→ WORK REQUEST: Nothing but the line holding "Convert this screenshot" and the lines after it, through the end of the records, should be set down, each exactly as it is.

(Interface dataset entries)
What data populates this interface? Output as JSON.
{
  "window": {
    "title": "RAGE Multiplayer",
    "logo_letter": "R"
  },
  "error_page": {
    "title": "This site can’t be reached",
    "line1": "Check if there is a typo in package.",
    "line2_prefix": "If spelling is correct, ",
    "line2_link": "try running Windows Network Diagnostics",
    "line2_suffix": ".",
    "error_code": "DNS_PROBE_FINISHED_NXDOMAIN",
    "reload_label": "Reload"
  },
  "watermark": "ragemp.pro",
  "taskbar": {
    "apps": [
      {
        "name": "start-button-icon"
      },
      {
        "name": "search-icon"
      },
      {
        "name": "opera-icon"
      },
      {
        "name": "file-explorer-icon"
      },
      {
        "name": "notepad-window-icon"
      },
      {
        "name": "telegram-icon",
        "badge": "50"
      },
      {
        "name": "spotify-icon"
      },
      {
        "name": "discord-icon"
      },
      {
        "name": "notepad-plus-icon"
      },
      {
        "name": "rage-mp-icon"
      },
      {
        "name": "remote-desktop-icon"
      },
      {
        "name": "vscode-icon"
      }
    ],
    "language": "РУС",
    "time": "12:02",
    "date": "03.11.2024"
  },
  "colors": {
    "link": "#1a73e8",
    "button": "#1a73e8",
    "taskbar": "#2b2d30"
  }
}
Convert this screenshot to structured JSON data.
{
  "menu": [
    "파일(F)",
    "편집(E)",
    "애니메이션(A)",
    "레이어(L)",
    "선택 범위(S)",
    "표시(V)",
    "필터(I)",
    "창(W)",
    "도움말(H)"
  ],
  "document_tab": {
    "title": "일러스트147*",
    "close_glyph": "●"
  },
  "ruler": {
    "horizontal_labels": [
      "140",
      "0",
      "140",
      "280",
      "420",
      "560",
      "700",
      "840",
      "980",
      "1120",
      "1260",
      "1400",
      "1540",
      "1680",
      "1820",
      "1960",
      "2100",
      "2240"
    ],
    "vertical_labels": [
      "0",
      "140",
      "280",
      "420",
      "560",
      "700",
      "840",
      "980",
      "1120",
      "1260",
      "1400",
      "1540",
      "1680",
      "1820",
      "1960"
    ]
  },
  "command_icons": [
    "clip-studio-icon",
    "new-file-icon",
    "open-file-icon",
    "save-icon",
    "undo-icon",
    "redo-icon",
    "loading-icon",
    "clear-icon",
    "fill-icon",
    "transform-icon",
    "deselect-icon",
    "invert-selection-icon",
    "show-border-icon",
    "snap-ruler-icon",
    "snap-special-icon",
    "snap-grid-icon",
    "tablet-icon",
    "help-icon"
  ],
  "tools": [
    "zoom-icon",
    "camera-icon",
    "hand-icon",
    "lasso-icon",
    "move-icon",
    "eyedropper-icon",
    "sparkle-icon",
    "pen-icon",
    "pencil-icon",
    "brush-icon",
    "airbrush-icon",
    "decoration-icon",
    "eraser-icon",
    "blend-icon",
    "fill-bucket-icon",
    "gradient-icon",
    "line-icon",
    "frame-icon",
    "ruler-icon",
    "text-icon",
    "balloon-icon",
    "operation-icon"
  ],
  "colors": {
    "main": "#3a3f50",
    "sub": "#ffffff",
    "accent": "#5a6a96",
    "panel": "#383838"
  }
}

→ OUTPUT OF THE EXERCISE:
Convert this screenshot to structured JSON data.
{
  "menu": [
    "파일(F)",
    "편집(E)",
    "애니메이션(A)",
    "레이어(L)",
    "선택 범위(S)",
    "표시(V)",
    "필터(I)",
    "창(W)",
    "도움말(H)"
  ],
  "document_tab": {
    "title": "일러스트147*",
    "close_glyph": "●"
  },
  "ruler": {
    "horizontal_labels": [
      "140",
      "0",
      "140",
      "280",
      "420",
      "560",
      "700",
      "840",
      "980",
      "1120",
      "1260",
      "1400",
      "1540",
      "1680",
      "1820",
      "1960",
      "2100",
      "2240"
    ],
    "vertical_labels": [
      "0",
      "140",
      "280",
      "420",
      "560",
      "700",
      "840",
      "980",
      "1120",
      "1260",
      "1400",
      "1540",
      "1680",
      "1820",
      "1960"
    ]
  },
  "command_icons": [
    "clip-studio-icon",
    "new-file-icon",
    "open-file-icon",
    "save-icon",
    "undo-icon",
    "redo-icon",
    "loading-icon",
    "clear-icon",
    "fill-icon",
    "transform-icon",
    "deselect-icon",
    "invert-selection-icon",
    "show-border-icon",
    "snap-ruler-icon",
    "snap-special-icon",
    "snap-grid-icon",
    "tablet-icon",
    "help-icon"
  ],
  "tools": [
    "zoom-icon",
    "camera-icon",
    "hand-icon",
    "lasso-icon",
    "move-icon",
    "eyedropper-icon",
    "sparkle-icon",
    "pen-icon",
    "pencil-icon",
    "brush-icon",
    "airbrush-icon",
    "decoration-icon",
    "eraser-icon",
    "blend-icon",
    "fill-bucket-icon",
    "gradient-icon",
    "line-icon",
    "frame-icon",
    "ruler-icon",
    "text-icon",
    "balloon-icon",
    "operation-icon"
  ],
  "colors": {
    "main": "#3a3f50",
    "sub": "#ffffff",
    "accent": "#5a6a96",
    "panel": "#383838"
  }
}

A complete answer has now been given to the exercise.